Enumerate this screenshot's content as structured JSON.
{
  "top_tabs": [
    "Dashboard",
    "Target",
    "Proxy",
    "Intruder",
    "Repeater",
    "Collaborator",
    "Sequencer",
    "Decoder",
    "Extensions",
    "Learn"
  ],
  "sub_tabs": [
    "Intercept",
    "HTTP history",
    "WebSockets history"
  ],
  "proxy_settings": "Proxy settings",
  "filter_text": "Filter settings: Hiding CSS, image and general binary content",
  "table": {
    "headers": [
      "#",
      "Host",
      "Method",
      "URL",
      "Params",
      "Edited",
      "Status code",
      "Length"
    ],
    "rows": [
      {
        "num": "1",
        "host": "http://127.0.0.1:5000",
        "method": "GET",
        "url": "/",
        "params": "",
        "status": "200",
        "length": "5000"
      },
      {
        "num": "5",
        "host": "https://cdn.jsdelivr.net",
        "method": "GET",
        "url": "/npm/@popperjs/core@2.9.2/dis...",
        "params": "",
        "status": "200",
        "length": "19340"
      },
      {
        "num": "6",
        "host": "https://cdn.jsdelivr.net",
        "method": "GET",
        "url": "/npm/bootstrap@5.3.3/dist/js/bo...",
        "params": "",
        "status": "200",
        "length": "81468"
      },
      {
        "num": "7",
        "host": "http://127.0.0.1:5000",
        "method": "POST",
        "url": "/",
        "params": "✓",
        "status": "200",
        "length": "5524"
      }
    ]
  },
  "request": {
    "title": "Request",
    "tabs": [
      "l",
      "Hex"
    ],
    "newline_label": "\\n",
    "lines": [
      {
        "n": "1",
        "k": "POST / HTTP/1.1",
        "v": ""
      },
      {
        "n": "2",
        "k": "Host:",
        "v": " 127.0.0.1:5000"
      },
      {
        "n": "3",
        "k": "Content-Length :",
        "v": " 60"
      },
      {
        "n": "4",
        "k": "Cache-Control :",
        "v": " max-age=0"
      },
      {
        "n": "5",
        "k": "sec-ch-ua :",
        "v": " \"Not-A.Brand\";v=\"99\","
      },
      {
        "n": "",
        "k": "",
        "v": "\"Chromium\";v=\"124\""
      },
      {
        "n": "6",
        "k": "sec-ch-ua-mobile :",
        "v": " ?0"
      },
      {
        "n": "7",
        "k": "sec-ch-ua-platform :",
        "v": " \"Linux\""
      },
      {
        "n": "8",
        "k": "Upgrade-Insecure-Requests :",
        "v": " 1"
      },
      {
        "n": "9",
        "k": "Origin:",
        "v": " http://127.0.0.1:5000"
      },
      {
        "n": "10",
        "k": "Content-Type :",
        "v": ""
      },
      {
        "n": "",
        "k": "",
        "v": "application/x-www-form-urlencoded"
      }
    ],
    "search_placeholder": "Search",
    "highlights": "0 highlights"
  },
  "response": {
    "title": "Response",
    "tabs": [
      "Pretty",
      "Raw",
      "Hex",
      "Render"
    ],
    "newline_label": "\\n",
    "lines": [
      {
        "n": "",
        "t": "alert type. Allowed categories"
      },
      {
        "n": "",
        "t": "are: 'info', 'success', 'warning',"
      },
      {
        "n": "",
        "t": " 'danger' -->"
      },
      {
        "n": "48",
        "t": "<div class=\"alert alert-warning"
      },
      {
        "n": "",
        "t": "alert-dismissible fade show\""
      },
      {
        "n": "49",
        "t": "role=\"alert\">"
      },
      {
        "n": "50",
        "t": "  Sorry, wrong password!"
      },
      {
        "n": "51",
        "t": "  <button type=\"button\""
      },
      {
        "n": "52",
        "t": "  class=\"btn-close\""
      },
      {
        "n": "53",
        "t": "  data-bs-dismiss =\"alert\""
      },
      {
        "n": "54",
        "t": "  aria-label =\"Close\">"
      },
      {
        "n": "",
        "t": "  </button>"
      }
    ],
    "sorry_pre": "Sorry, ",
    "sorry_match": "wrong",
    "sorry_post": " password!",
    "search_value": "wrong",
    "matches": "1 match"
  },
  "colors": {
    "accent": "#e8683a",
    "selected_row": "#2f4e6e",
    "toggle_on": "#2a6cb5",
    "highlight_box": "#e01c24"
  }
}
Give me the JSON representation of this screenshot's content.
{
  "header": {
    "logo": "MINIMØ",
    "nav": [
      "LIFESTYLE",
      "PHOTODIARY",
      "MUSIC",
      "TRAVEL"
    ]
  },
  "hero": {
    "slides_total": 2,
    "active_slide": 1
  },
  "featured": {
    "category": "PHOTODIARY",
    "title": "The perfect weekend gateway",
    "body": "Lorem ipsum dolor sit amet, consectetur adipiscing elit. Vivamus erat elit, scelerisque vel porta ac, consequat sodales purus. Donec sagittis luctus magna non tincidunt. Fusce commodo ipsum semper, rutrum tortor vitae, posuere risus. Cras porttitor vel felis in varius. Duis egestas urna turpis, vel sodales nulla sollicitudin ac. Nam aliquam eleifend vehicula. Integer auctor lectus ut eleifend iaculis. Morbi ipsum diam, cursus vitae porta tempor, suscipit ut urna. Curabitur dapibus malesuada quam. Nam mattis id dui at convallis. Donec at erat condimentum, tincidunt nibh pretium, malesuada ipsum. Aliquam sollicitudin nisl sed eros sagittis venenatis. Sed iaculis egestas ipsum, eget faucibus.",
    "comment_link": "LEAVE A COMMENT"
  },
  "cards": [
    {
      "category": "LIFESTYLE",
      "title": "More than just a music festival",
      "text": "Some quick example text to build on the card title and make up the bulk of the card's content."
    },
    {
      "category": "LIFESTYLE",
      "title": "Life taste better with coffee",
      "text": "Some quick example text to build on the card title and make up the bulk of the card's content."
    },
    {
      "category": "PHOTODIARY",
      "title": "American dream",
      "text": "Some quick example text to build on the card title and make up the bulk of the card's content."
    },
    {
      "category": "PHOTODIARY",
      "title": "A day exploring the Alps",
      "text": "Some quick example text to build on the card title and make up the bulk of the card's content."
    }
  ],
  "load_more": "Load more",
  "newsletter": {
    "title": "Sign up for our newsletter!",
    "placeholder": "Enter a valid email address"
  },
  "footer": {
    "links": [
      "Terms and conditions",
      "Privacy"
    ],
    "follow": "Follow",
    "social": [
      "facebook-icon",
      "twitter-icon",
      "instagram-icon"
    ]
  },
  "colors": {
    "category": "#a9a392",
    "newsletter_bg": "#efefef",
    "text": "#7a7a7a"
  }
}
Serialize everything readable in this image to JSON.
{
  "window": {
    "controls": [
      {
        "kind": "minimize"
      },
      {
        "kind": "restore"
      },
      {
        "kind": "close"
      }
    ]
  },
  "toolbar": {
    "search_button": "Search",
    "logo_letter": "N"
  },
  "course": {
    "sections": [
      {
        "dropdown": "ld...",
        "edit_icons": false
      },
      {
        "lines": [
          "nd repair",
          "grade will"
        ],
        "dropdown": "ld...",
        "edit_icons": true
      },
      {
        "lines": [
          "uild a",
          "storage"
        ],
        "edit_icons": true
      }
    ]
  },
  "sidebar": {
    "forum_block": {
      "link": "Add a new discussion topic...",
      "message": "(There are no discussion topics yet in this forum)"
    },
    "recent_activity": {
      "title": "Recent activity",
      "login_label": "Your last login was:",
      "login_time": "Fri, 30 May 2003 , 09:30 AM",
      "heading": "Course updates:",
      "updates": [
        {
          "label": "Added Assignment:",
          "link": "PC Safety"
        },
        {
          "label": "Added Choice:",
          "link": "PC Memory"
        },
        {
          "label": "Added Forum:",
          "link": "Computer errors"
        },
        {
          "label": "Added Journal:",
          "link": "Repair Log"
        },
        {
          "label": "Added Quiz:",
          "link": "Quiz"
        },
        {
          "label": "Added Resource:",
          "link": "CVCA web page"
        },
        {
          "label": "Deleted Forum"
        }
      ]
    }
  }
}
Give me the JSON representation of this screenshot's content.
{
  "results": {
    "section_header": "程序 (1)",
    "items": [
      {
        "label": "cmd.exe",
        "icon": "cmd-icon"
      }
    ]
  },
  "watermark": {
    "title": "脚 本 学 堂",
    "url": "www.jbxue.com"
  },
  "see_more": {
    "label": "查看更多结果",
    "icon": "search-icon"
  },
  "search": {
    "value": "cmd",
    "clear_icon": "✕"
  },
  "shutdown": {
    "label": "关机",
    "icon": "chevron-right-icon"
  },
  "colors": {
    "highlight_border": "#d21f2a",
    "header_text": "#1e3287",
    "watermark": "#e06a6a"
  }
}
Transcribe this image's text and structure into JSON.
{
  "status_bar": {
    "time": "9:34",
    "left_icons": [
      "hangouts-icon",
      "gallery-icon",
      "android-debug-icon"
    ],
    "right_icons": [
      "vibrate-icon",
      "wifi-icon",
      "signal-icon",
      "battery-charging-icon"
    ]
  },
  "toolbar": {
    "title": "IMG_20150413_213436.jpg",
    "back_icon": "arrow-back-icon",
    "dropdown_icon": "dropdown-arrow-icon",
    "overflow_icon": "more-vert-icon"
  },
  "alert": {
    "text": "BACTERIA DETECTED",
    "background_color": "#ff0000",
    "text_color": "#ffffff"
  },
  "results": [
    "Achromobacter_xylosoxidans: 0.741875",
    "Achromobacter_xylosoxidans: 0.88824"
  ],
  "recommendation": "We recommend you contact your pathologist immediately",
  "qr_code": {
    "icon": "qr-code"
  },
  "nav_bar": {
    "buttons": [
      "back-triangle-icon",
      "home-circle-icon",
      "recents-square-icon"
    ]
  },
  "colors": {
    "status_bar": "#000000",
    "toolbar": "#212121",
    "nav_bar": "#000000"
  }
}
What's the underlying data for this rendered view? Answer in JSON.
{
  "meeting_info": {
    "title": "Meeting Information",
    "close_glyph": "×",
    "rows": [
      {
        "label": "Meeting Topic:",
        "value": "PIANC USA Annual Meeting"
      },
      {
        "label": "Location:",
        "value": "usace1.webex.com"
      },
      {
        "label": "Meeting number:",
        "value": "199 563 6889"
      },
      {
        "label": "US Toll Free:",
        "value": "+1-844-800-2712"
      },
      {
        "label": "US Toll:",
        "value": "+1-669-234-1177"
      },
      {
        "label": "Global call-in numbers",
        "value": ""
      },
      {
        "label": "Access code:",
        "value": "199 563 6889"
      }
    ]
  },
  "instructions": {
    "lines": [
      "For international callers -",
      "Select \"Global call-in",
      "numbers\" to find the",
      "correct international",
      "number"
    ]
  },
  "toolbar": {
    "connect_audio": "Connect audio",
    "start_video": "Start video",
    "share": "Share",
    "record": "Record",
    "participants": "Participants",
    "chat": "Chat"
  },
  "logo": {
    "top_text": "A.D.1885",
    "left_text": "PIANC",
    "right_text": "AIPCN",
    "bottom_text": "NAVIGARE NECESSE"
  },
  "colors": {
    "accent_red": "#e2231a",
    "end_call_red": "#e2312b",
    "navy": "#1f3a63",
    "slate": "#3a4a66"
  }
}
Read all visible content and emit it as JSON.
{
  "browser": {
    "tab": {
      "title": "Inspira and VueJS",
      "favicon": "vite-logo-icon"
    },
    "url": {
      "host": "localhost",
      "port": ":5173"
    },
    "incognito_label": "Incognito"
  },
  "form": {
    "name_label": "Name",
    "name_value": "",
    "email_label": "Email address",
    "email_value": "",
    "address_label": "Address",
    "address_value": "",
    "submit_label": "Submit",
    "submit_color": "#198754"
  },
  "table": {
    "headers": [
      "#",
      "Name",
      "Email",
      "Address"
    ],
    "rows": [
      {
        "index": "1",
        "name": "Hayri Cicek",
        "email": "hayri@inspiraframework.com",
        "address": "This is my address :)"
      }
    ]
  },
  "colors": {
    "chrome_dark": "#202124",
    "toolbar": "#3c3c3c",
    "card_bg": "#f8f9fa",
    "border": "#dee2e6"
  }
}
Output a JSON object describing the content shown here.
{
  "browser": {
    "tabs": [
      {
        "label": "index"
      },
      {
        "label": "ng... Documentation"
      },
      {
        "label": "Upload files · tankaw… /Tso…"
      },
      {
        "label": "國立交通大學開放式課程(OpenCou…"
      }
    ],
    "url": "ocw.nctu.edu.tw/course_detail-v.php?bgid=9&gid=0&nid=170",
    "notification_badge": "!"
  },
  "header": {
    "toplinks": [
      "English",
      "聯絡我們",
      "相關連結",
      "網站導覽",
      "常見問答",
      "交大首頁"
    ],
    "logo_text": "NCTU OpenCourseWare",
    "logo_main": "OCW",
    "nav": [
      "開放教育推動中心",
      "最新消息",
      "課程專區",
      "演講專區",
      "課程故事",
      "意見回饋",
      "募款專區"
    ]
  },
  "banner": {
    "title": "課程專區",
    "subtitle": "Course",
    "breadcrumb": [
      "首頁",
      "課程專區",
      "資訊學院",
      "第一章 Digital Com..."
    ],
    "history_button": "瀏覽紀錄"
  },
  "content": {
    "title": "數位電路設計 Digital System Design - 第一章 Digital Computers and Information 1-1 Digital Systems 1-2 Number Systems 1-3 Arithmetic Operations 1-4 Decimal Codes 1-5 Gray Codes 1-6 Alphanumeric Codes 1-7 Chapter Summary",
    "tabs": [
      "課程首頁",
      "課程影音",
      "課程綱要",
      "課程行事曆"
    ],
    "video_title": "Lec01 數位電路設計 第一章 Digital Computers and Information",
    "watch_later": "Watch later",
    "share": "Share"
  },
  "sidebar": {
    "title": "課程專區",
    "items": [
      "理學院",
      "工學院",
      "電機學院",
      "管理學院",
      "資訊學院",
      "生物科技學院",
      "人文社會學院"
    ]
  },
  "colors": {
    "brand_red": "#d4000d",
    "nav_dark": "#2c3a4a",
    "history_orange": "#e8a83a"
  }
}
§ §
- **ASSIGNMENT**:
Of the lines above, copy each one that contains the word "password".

- **REPLY TO THE EXERCISE**:
        "t": "  Sorry, wrong password!"
    "sorry_post": " password!",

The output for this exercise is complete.